The data below should be printed in full, exactly, and without any of its images.

TASK DATA Start Marker

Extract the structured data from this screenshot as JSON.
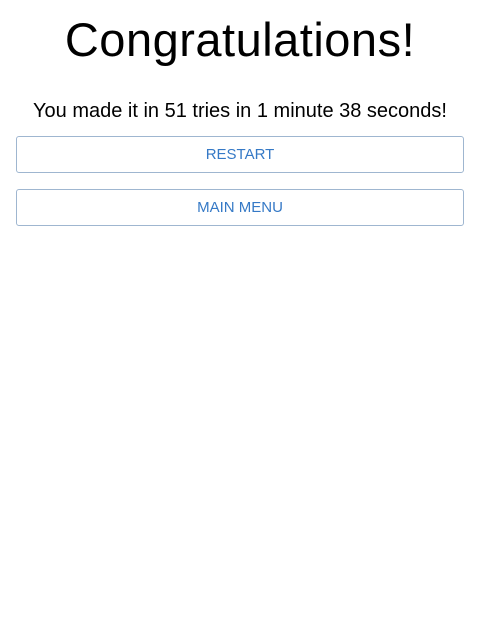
{
  "result": {
    "title": "Congratulations!",
    "message": "You made it in 51 tries in 1 minute 38 seconds!"
  },
  "actions": {
    "restart_label": "RESTART",
    "main_menu_label": "MAIN MENU"
  },
  "colors": {
    "accent": "#3579c6",
    "button_border": "#9fb6d0",
    "background": "#ffffff",
    "text": "#000000"
  }
}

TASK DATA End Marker

**EXERCISE ANSWER**:
Extract the structured data from this screenshot as JSON.
{
  "result": {
    "title": "Congratulations!",
    "message": "You made it in 51 tries in 1 minute 38 seconds!"
  },
  "actions": {
    "restart_label": "RESTART",
    "main_menu_label": "MAIN MENU"
  },
  "colors": {
    "accent": "#3579c6",
    "button_border": "#9fb6d0",
    "background": "#ffffff",
    "text": "#000000"
  }
}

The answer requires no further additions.